# [Work instructions]
The answer is the data below, repeated exactly, with no pictures included.

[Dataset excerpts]
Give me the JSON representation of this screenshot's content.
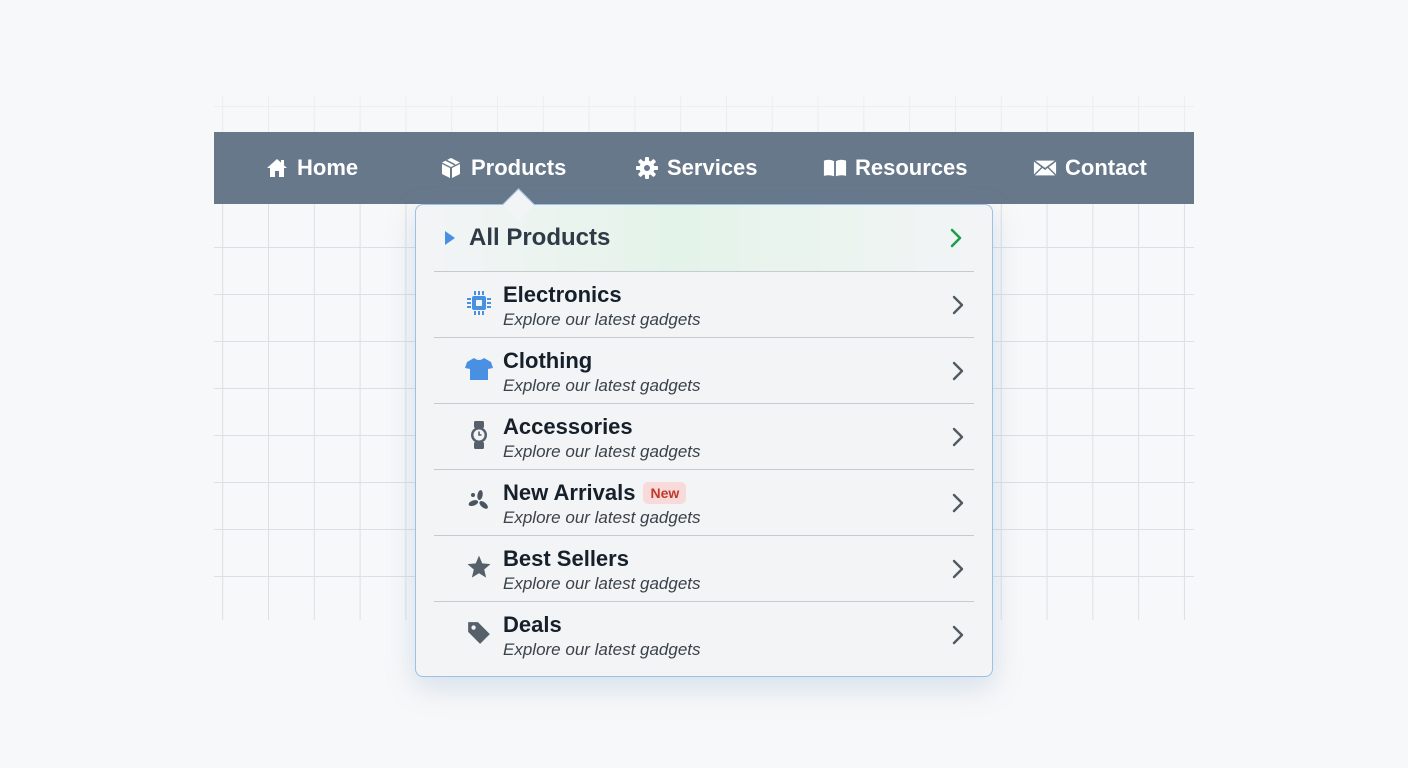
{
  "nav": {
    "items": [
      {
        "label": "Home",
        "icon": "home-icon"
      },
      {
        "label": "Products",
        "icon": "box-icon"
      },
      {
        "label": "Services",
        "icon": "gear-icon"
      },
      {
        "label": "Resources",
        "icon": "book-icon"
      },
      {
        "label": "Contact",
        "icon": "envelope-icon"
      }
    ]
  },
  "dropdown": {
    "header": {
      "label": "All Products",
      "icon": "play-triangle-icon"
    },
    "items": [
      {
        "title": "Electronics",
        "desc": "Explore our latest gadgets",
        "icon": "chip-icon"
      },
      {
        "title": "Clothing",
        "desc": "Explore our latest gadgets",
        "icon": "tshirt-icon"
      },
      {
        "title": "Accessories",
        "desc": "Explore our latest gadgets",
        "icon": "watch-icon"
      },
      {
        "title": "New Arrivals",
        "desc": "Explore our latest gadgets",
        "icon": "sparkle-icon",
        "badge": "New"
      },
      {
        "title": "Best Sellers",
        "desc": "Explore our latest gadgets",
        "icon": "star-icon"
      },
      {
        "title": "Deals",
        "desc": "Explore our latest gadgets",
        "icon": "tag-icon"
      }
    ]
  },
  "colors": {
    "navbar": "#67788a",
    "accent_blue": "#4a90e2",
    "accent_green": "#1e9e4a",
    "badge_red": "#c0392b"
  }
}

# [Result of this task]
Give me the JSON representation of this screenshot's content.
{
  "nav": {
    "items": [
      {
        "label": "Home",
        "icon": "home-icon"
      },
      {
        "label": "Products",
        "icon": "box-icon"
      },
      {
        "label": "Services",
        "icon": "gear-icon"
      },
      {
        "label": "Resources",
        "icon": "book-icon"
      },
      {
        "label": "Contact",
        "icon": "envelope-icon"
      }
    ]
  },
  "dropdown": {
    "header": {
      "label": "All Products",
      "icon": "play-triangle-icon"
    },
    "items": [
      {
        "title": "Electronics",
        "desc": "Explore our latest gadgets",
        "icon": "chip-icon"
      },
      {
        "title": "Clothing",
        "desc": "Explore our latest gadgets",
        "icon": "tshirt-icon"
      },
      {
        "title": "Accessories",
        "desc": "Explore our latest gadgets",
        "icon": "watch-icon"
      },
      {
        "title": "New Arrivals",
        "desc": "Explore our latest gadgets",
        "icon": "sparkle-icon",
        "badge": "New"
      },
      {
        "title": "Best Sellers",
        "desc": "Explore our latest gadgets",
        "icon": "star-icon"
      },
      {
        "title": "Deals",
        "desc": "Explore our latest gadgets",
        "icon": "tag-icon"
      }
    ]
  },
  "colors": {
    "navbar": "#67788a",
    "accent_blue": "#4a90e2",
    "accent_green": "#1e9e4a",
    "badge_red": "#c0392b"
  }
}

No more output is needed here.